── TASK INPUT

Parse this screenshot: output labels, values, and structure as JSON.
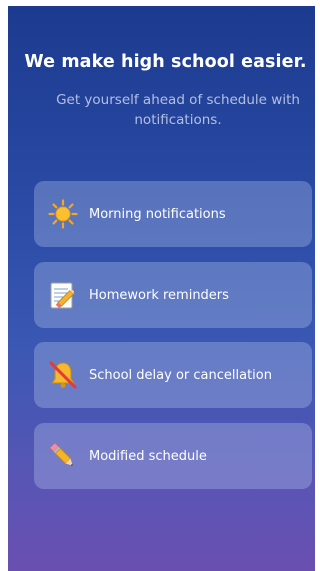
{
  "header": {
    "title": "We make high school easier.",
    "subtitle": "Get yourself ahead of schedule with notifications."
  },
  "options": [
    {
      "label": "Morning notifications",
      "icon": "sun-icon"
    },
    {
      "label": "Homework reminders",
      "icon": "memo-icon"
    },
    {
      "label": "School delay or cancellation",
      "icon": "bell-off-icon"
    },
    {
      "label": "Modified schedule",
      "icon": "pencil-icon"
    }
  ],
  "colors": {
    "background_top": "#1c3a8f",
    "background_bottom": "#6a4fb0",
    "card": "#bccdf0",
    "text": "#ffffff"
  }
}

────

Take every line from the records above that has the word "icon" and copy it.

SOLUTION FOR THIS EXERCISE>
      "icon": "sun-icon"
      "icon": "memo-icon"
      "icon": "bell-off-icon"
      "icon": "pencil-icon"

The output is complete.